I suspect that just about everyone who does what I do and has been doing it for a while has found themselves standing out in the field trying to set up or check calibration on a static pressure switch or transmitter by trying to blow gently and steadily into the input tube while watching the reference instrument and turning a calibration screw. This is usually done on top of a ladder with poor lighting and no place to set anything down.
After having gone through that one time, I decided there must be a better, more elegant way that didn’t cost a fortune (you can find a number of elegant ways if you poke around on line but they are kind of “spendy”). Thus evolved the design of my inch water column simulator pictured below.
It operates on the principle that flow through a pipe generates a pressure drop. So by varying the flow, I can vary the pressure that exists at the end of the circuit and use that pressure as a way to simulate a low pressure signal.
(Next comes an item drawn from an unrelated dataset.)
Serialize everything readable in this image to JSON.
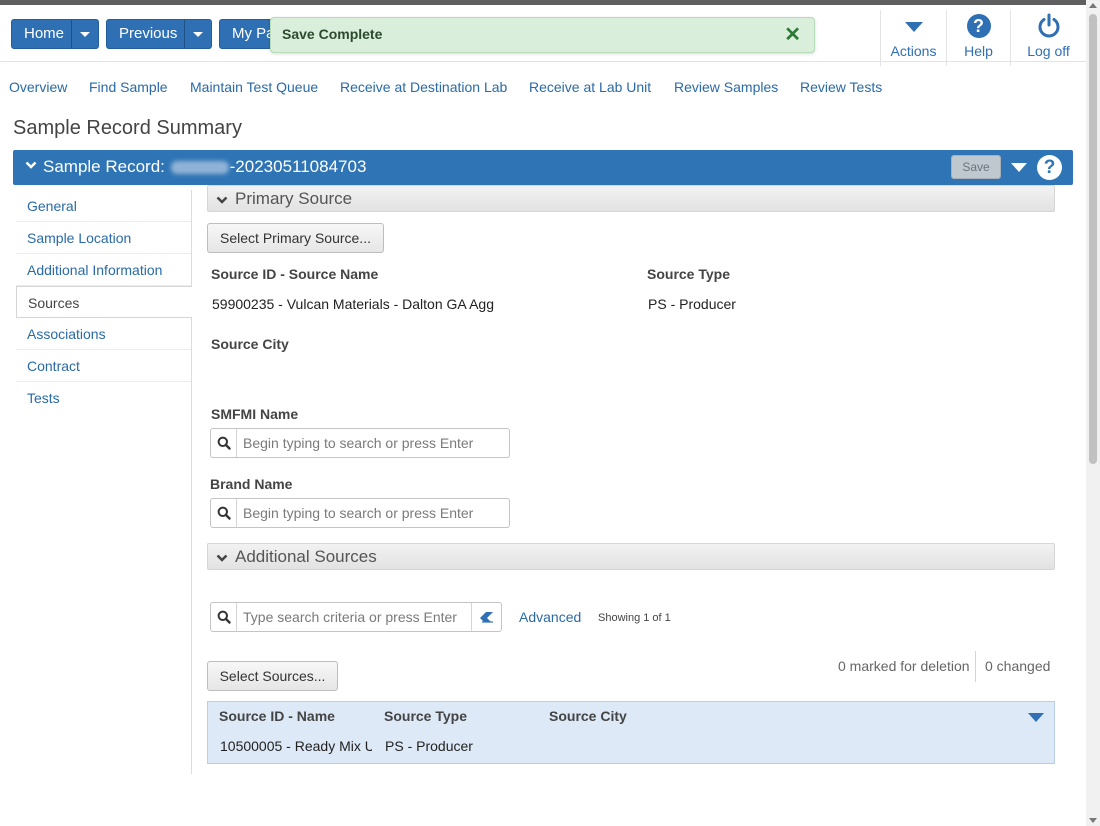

I was sharing this with Bill Pottinger at the Pacific Energy Center the other day while setting up a lab with him, and he thought it was a good enough idea that I should put up a blog post about it. So here it is. I know for a fact that I am not the only person who came up with something like this. For instance, Ron Simens, whom I have mentioned in the past, came up with a similar arrangement at one point.
The heart of the system is small aquarium pump and the general idea is to use a combination of tube run, fixed leaks (the tees) and variable leaks (the valves) to vary the flow from the pump through the tubing. High flow rates generate high pressure drops and vice versa.
So, by connecting the instrument you are going to set up (along with the reference instrument) into the circuit near the valve assembly, you can simulate a wide range of pressures by manipulating the valves and adding or removing tees, as illustrated in these pictures. of my machine in action.
Having a pretty good length of tubing in your coil is critical in terms of getting to the lower pressures. I could get lower than the .01 in.w.c. value by adding more tubing, but for my purposes, that usually has been low enough.
The needle valves give you quite a bit of adjustability, meaning you can fine to the signal quite a bit by manipulating them. Mine is pretty non-linear so I usually just play with it by adding or removing tees with everything wide open until I get in the lower end of the range I need. Then I fine tune it to the exact signal I need by playing with the valves.
Depending on what is lying around in your shop and the quality of the stuff you buy, you can probably put one together for $30 or less, maybe nothing if you happen have had an aquarium at one time that is no longer in use since the little gang valves you buy at the pet shop to manage where the bubbles go can take the place of the needle and ball valves.
Senior Engineer – Facility Dynamics Engineering